Several early season arrivals filtered in today; still over a week behind normal schedule.  Just after dawn, the first Tree Swallow of the season moved past the beach, and the first Eastern Phoebe also skirted the shelf ice shortly after.  Both arrived also on the same day last year (March 11).   A decent variety of waterfowl went past through the morning, with 12 species represented.

By 9:58am, the first Sandhill Crane passed over the park, spurring the best crane flight of the season, and well within the best five counts in the last few years.  Today’s crane flew directly to the lake, before turning west towards Chicago.  It peaked during the 11am hour, and slowed to a trickle after 12pm, with few seen by 1pm. Today was also the best hawk watch of the season.  103 birds of prey soared past in the same pathway that the cranes traveled.  Some raptor highlights included 2 Merlin, over 35 Red-tailed Hawks, and 5 Bald Eagles.  One of which can be seen in the video highlights above.

The morning’s refreshing count brought in 6,178 birds, comprising 58 species.  The new arrivals bumped up our current season total to 36,471 birds, comprising 83 species.  Assistants and observers today included John DeVaney and Brad Bumgardner.  Today’s highlights were:

Wood Duck 15
Northern Pintail 29
Lesser Scaup 129
Long-tailed Duck 1
Horned Grebe 20
Turkey Vulture 14
Northern Harrier 1
Sharp-shinned Hawk 8
Cooper’s Hawk 13 .
Bald Eagle 5
Red-shouldered Hawk 14
Red-tailed Hawk 37 Dark Morph included
Rough-legged Hawk 3
Sandhill Crane 2793
Glaucous Gull 1 adult
Great Black-backed Gull 2
Belted Kingfisher 2
Merlin 2
Eastern Phoebe 1
Tree Swallow 1
Eastern Bluebird 41
American Robin 1163
Rusty Blackbird 4
Purple Finch 3

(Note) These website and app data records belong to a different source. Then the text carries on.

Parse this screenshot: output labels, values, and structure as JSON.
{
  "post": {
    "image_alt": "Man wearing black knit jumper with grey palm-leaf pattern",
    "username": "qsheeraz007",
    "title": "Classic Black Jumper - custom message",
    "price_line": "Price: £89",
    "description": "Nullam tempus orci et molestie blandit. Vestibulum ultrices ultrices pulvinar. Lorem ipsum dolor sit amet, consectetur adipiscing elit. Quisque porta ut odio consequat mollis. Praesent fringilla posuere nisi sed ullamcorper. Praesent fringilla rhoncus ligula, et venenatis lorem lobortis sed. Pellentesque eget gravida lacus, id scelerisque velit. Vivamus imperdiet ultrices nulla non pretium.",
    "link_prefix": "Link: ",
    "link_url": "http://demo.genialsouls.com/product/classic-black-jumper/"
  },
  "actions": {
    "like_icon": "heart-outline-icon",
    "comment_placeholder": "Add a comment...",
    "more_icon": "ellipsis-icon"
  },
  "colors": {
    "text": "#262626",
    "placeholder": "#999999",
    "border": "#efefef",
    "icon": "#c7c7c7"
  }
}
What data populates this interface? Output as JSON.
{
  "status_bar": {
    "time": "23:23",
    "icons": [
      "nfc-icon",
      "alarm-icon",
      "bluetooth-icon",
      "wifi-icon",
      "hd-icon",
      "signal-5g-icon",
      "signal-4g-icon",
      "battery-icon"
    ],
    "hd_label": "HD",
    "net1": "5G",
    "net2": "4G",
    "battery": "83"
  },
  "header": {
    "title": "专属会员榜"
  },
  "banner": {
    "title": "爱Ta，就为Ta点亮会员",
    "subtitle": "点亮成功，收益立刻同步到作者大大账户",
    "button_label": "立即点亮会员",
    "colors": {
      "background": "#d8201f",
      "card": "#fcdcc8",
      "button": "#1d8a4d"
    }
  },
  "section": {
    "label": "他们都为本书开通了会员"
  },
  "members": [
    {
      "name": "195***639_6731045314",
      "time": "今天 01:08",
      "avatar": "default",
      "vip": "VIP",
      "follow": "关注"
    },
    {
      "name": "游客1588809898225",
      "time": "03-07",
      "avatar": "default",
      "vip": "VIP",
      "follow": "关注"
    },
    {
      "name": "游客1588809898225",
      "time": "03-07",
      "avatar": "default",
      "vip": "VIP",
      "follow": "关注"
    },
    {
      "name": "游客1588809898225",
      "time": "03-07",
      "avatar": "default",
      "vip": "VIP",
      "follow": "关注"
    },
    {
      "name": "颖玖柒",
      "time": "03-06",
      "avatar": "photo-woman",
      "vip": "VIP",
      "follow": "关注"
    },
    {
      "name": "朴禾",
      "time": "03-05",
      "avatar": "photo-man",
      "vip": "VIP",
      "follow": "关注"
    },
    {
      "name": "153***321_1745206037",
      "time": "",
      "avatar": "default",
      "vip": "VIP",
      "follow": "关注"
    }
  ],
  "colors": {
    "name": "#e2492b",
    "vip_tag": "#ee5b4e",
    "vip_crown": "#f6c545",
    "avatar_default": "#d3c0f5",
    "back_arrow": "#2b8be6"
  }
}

Noticeably absent for the season’s best hawkwatch, was Indiana Bird Man himself.  Ken Brock was in the park today, but tied down assisting some Ball State Univ students working on a park project.  They used his expertise in the amazing bird life during a taped interview today.

brock interview

First Day of Spring?

Breaking Shelf Ice.
Breaking Shelf Ice.

March 20, 2014.  Our calendar says it’s the first day of spring.  The last few (and upcoming forecast) beg to differ.  Alas, it could be colder, like just weeks earlier.  For this date, there is still snow on the ground.  Sites farther back in the park, such as the Nature Center, still have several inches of slushy ice.  The shelf ice has not broken up yet, but now is a good time to see some of the ice caves melting, creating ice arches.

Today’s count was again under less than ideal conditions.  Robins posted their best flight to date, with 1,131 robins flying over today.  Two single birds that were noteworthy were both white today.  Just when we thought the Snowy Owl flight was waning, a single Snowy Owl was found early on the pack ice.  The gusty west winds pushed the ice east and the giant owl was lost, likely drifting through Beverly Shores sometime this afternoon.  The other white bird worth mentioning was a single Ross’s Goose that landed on the beach with a flock of Canada Geese.  We rarely log Ross’s Goose on the lakefront, so today’s Ross’s was exceptional.

Single Ross's Goose hiding among the Canada Geese on the beach today, March 20, 2014.  Photo by Brendan Grube.
Single Ross’s Goose hiding among the Canada Geese on the beach today, March 20, 2014. Photo by Brendan Grube.

The weather looks decent for a good flight tomorrow.  It may be the best of the week.  Cooler air will slide in Saturday and persist for several days.  Next week looks to be quite chilly for late March, with better conditions developing by late week.  Come out Friday if you have a chance.

Here are the highlights from today:

Ross’s Goose  1  
White-winged Scoter  29
Horned Grebe  10
Red-necked Grebe  1
Great Blue Heron  1
Bald Eagle  1
Great Black-backed Gull  1
Snowy Owl  1     
Pileated Woodpecker  1
American Robin  1131
Red-winged Blackbird  606
Common Grackle  552